Drawing on figures from French, US, and UK contexts, including Rachilde, Ayn Rand, Margaret Thatcher, and Lionel Shriver, and examining discourses from psychiatry, media, and feminism with the aim of reading against the grain of multiple orthodoxies, this book asks how revisiting the words and works of selfish women of modernity can assist us in understanding our fraught individual and collective identities as women in contemporary culture. And can women with politics that are contrary to the interests of the collective teach us anything about the value of rethinking the role of the individual?

It can be preordered on Amazon.co.uk here or from the publisher’s website here.

Queering the Second Wave – Published!

Lisa and Lara Cox have published a co-edited Special Issue of the journal Paragraph, of which Lisa is an editor, on the subject of Queering the Second Wave. The Special Issue has simultaneously been published as a stand-alone book by Edinburgh University Press.

It examines various ways in which the work of feminists writing in the 1970s and ’80s, including Shulamith Firestone, Marilyn Frye, and Gloria Anzaldúa, are prescient for the queer theory of later decades, despite the obvious ideological differences between them.

You can now view and buy the book.

After Foucault – Published!

Lisa’s edited book After Foucault: Culture, Theory and Criticism in the 21st Century is now in the world. It is one of the first titles to appear in Cambridge University Press’s new “After..”. series, which charts the legacy of key thinkers for the present day.

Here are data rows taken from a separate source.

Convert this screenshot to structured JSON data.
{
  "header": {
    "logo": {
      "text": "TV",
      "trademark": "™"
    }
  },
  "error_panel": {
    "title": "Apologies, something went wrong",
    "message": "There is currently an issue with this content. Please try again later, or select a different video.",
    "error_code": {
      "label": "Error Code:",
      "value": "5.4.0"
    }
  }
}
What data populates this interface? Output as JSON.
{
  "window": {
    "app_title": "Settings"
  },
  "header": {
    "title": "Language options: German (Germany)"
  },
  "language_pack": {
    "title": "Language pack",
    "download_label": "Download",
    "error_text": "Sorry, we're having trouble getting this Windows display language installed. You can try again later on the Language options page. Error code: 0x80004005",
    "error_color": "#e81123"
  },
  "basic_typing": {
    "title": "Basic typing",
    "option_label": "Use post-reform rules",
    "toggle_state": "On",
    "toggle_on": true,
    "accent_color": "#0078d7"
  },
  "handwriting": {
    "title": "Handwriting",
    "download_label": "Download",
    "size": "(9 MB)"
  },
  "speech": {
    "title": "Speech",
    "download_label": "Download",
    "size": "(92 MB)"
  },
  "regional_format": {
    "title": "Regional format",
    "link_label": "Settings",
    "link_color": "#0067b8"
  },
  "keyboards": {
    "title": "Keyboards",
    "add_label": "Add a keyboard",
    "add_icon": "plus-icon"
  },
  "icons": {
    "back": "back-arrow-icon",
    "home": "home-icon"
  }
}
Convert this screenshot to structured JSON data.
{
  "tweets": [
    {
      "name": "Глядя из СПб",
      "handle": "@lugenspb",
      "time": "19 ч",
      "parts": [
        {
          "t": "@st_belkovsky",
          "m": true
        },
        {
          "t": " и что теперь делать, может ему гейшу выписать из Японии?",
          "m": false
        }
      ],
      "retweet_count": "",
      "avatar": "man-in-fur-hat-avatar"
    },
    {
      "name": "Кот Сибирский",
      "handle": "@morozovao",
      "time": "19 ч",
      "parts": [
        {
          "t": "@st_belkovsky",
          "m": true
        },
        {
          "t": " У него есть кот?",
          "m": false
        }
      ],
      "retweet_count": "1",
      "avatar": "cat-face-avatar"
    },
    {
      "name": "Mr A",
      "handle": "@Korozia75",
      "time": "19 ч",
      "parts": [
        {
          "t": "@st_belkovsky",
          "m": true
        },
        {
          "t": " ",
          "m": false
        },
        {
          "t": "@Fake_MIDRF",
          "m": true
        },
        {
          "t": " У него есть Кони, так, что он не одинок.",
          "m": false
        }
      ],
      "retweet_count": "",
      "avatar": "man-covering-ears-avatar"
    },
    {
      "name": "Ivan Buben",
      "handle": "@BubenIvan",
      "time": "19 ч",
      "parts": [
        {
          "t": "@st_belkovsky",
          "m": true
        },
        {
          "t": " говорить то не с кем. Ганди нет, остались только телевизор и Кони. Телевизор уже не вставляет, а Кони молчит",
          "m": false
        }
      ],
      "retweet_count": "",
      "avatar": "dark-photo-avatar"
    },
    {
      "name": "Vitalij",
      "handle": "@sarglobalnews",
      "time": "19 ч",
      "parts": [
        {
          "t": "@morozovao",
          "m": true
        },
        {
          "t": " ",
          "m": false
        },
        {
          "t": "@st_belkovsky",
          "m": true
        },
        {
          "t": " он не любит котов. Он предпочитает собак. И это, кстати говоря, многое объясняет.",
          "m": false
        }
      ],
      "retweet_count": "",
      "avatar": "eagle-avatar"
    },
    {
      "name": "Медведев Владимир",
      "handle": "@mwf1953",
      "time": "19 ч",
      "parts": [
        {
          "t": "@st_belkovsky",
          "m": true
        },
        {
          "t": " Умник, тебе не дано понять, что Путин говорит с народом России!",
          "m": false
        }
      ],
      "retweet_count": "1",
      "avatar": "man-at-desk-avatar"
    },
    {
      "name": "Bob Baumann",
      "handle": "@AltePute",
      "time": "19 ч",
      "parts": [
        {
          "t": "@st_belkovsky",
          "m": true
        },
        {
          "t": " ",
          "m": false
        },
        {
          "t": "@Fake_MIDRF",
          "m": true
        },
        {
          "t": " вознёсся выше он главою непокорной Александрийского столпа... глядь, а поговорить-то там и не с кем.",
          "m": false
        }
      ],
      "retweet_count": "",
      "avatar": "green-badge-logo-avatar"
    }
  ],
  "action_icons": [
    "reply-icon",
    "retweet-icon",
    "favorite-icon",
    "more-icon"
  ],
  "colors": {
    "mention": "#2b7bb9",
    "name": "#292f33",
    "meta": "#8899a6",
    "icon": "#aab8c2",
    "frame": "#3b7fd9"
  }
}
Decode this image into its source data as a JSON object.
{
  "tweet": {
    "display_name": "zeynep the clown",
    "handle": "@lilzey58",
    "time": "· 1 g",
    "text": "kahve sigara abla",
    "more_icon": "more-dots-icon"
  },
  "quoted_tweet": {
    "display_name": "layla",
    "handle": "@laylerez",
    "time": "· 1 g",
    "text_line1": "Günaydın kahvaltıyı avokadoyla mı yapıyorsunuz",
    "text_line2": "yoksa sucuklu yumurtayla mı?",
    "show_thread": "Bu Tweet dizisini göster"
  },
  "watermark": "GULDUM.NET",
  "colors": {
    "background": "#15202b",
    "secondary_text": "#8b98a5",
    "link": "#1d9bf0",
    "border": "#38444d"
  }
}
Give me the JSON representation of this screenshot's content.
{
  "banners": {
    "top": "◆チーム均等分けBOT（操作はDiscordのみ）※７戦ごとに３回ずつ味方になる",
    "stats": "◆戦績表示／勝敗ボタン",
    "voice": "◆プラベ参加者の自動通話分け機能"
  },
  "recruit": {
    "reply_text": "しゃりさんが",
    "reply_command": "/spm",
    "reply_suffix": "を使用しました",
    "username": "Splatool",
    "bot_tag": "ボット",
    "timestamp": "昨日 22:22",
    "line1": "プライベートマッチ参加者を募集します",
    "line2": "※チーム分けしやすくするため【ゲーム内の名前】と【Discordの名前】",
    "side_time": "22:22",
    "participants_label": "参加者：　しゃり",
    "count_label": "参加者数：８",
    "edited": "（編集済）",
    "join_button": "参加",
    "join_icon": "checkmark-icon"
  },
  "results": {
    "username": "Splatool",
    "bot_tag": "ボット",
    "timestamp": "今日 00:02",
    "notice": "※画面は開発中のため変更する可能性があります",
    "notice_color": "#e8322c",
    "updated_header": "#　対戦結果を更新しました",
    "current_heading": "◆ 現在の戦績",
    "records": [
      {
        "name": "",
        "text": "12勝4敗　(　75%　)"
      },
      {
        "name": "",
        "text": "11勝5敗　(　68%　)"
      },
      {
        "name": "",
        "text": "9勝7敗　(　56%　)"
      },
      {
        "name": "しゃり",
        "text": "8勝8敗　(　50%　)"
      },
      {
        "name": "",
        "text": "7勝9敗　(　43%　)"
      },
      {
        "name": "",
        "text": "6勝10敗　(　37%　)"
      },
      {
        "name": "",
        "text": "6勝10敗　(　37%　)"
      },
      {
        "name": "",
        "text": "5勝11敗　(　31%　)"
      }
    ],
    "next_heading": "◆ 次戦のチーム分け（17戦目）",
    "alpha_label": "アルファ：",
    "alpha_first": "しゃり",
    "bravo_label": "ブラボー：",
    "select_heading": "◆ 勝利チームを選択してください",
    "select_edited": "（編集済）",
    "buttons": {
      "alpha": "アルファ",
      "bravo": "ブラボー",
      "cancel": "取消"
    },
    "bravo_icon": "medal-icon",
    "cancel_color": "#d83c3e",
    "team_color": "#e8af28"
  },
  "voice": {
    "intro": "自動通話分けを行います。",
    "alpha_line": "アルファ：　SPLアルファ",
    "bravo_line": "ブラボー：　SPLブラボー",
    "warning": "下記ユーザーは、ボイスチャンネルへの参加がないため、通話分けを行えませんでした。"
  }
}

In the book, a number of world-leading and emerging Foucault scholars examine the thinker’s ongoing relevance for fields such as literature, critical race studies, queer theory, and ecology. They explore how Foucault offers unique and enduring insights for understanding concepts as broad as subjectivity, neoliberalism, sex, and ethics.

Lisa’s chapter examines the popular genre of true crime in light of Foucault’s writing on the figure of the criminal. Lisa examines how the methodology Foucault describes in I Pierre Rivière…(1976), which considers murder cases as anthropological dossiers about the mores of their time, has not been widely taken up. She proposes a reading of texts documenting the Moors Murders case, published from the 1960s to the present day, as examples of a Foucauldian murder dossier.

Work with artist Navine G. Khan-Dossos on Women and Violence

Lisa has collaborated with the artist Navine G. Khan-Dossos, whose work engages with the cultural treatment of women as both targets and perpetrators of violence. Navine contacted Lisa after having read her book The Subject of Murder, which theorizes the ways in which Western culture struggles to understand the figure of the exceptional violent woman.

On 31st October, Lisa participated in a filmed public conversation with Navine at the Van Abbemuseum in Eindhoven, The Netherlands, the site of Navine’s installation Echo Chamber, a non-representational engagement with the case of Samantha Lewthwaite, the British female Islamic convert and assumed terrorist.

More collaborations between Lisa and Navine are planned.

 

Work on Gender and the Rise of the Right Wing Cited in Times Higher

On 11 May 2017, an article which cited an interview with Lisa appeared in the Times Higher Education. The article, about the rise of the right-wing in Europe and its threat to intellectual freedoms in general, and the discipline of Gender Studies in particular, drew on Lisa’s interest in questions of liberalism, freedom, and censorship.

The article, by David Matthews, is here.

An informative article about Orbán’s war on the Central European University and broader attack on values of intellectual freedom can be found here.